Being diagnosed with a rare genetic syndrome as a teenager, some of my first experiences with the mitochondrial disease community were hearing stories of other young women my own age being locked in psychiatric in-patient programs, forced into high intensity in-patient rehab programs, and torn away from their families by CPS. These stories are not rare, they are the norm in rare disease worlds, to the point that our family organizations have to make guides for tips for dealing with these accusations.
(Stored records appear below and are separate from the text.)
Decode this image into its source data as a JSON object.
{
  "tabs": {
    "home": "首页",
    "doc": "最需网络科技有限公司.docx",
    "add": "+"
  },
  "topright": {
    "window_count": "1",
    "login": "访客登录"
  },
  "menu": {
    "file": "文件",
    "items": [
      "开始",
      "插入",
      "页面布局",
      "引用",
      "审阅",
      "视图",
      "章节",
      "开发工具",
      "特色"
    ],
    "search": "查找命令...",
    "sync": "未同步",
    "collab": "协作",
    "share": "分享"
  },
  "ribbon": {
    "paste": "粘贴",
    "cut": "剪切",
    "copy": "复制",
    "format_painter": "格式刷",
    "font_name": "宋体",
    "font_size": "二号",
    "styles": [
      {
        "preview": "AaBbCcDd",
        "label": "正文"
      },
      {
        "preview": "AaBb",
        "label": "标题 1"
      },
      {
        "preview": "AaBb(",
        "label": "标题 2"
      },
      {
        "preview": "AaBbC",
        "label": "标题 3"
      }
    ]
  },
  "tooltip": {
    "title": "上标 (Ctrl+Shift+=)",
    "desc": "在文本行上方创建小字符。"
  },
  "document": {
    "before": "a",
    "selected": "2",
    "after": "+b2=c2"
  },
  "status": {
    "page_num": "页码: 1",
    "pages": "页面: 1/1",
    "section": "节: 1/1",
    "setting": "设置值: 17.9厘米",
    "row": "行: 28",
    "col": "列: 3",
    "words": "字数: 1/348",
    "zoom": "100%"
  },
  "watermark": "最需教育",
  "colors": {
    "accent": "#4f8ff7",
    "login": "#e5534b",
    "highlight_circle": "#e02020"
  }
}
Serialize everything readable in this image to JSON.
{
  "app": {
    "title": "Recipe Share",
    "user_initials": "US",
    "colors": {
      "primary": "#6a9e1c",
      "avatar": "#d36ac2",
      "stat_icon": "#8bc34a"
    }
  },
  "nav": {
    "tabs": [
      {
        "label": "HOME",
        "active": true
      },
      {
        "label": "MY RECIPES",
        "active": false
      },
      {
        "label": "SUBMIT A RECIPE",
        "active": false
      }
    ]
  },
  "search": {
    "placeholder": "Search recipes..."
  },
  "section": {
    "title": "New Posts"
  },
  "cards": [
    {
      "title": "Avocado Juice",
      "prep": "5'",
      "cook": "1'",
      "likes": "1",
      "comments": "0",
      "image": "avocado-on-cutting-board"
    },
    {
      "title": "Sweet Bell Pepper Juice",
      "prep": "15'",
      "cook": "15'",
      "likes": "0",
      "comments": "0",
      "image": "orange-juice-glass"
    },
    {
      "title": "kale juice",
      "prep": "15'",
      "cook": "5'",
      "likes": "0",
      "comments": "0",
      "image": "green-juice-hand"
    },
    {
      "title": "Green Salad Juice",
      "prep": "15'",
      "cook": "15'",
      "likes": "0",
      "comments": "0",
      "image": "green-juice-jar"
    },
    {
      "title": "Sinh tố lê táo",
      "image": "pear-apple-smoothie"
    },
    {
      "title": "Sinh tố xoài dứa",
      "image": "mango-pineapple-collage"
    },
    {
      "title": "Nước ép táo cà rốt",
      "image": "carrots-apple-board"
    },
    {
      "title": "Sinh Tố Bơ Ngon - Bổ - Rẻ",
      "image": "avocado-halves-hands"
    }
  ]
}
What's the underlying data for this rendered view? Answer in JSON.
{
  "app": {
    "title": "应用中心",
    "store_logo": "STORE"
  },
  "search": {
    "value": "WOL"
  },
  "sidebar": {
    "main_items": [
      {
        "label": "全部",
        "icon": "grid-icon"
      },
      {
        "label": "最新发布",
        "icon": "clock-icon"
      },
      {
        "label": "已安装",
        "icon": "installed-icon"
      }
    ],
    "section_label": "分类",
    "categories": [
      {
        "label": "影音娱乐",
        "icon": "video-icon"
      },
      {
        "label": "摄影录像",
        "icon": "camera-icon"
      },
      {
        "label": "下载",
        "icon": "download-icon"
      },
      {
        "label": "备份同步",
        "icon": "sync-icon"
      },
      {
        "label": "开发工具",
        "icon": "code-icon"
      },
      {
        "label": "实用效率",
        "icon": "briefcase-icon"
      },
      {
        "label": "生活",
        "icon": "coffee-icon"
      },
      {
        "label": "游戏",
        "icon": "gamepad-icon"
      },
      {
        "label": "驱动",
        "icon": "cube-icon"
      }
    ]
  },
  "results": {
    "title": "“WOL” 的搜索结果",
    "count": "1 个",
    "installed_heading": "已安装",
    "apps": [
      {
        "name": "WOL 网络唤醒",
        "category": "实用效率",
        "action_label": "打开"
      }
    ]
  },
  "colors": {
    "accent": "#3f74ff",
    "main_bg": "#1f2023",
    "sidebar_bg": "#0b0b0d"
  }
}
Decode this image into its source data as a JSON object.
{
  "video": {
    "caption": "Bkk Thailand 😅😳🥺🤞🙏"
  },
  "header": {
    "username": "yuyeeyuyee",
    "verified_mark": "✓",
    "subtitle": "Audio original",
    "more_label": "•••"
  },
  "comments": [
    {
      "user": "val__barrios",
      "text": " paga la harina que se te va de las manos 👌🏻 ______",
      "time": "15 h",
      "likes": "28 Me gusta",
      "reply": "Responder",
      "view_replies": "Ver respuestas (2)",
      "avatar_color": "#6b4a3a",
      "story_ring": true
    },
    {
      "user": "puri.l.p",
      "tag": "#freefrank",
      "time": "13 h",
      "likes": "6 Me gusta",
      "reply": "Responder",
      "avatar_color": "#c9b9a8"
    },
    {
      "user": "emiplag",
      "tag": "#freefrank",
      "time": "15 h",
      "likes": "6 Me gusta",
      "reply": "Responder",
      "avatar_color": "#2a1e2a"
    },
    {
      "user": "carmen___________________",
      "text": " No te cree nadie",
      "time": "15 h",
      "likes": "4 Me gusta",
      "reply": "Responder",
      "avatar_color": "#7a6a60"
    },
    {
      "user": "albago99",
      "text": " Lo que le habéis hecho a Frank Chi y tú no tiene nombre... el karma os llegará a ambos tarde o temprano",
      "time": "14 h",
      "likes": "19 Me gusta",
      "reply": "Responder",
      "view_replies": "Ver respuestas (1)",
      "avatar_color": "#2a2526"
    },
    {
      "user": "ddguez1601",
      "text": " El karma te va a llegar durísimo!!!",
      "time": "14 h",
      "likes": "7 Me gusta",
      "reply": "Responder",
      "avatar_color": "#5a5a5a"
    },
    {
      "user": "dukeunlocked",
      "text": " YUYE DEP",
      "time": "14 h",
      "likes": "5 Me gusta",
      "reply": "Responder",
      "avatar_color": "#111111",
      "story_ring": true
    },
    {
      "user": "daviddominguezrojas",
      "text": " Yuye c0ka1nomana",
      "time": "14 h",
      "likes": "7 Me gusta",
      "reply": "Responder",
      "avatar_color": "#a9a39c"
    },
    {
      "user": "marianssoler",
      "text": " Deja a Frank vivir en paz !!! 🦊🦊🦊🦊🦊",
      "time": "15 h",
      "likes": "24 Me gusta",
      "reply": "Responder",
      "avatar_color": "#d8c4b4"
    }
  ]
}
Genetic testing is not infallible; it is not the end all for diagnosing a medical condition. Approximately 30-40% of individuals with conditions that we know have a strong genetic component (epilepsy, intellectual disabilities) will be able to find a genetic cause for their symptoms. This same 30-40% applies to conditions such as cerebral palsy, where we are just recently learning is a misdiagnosis for many families, and to complex systemic conditions such as mitochondrial disease. We attribute this number not being 100% to: limitations in current technology, limitations in current knowledge, digenic inheritance, and multifactorial causes (genes and environment all working together). We know that just because an individual with an intellectual disability has negative genetic testing – this does not mean they suddenly don’t have an intellectual disability. It simply means that at this time we did not find a genetic cause for them.
However, for conditions that are much more difficult to diagnose – such as mitochondrial disease, this leaves families in a purgatory. With the long wait times (1-3 years) for an appointment with a geneticist and very limited specialty clinics around the US, this often means patients will travel and see different specialists at different hospitals – which can lead to turf wars. Some providers may look at a patient’s symptoms and blood work and diagnose them with a clinical diagnosis, while another provider (who may not even specialize in that condition) can decide they disagree. Families are the casualties when providers disagree, and it only takes one provider to decide to get CPS involved for “over medicalizing” a child.
I’ve seen families avoid major medical centers due to these accusations. I’ve seen families avoid taking their younger children to the doctor when they present with symptoms after an older child had CPS involved in their care. I’ve seen patients lose so much ground due to not being treated during an investigation that their condition progressed to the point of them passing away shortly after being reunited with their families. This is the reality we force families to face when we leave them without a diagnosis. This is the world we create when we allow medical providers to go through school with almost no genetic training and when we fail to regulate the power of medical providers. We should not live in a medical system in which a random ER provider who just met can override a family’s long-term specialist’s diagnosis, let alone a provider with a track record of false accusations.
This is a burden that we as providers need to take on – to figure out how to better communicate and work as a team, to be loud in our support of rare disease families that are just trying their best, to fix our system so that patients stuck in the limbo of the diagnostic odyssey don’t end up dismissed, disregarded, discriminated against, and dragged into court. We need to believe patients. We need to face the reality of the broken systems we work in and the systemic biases the medical field was founded on. We need to have frank conversations about how our patients’ race, education level, medical literacy, appearance, emotions, gender, religion, “compliance,” and sexual orientation do impact who we give credibility to, who we believe, and who we provide decent care to. I don’t have answers – but I do have rage and sorrow.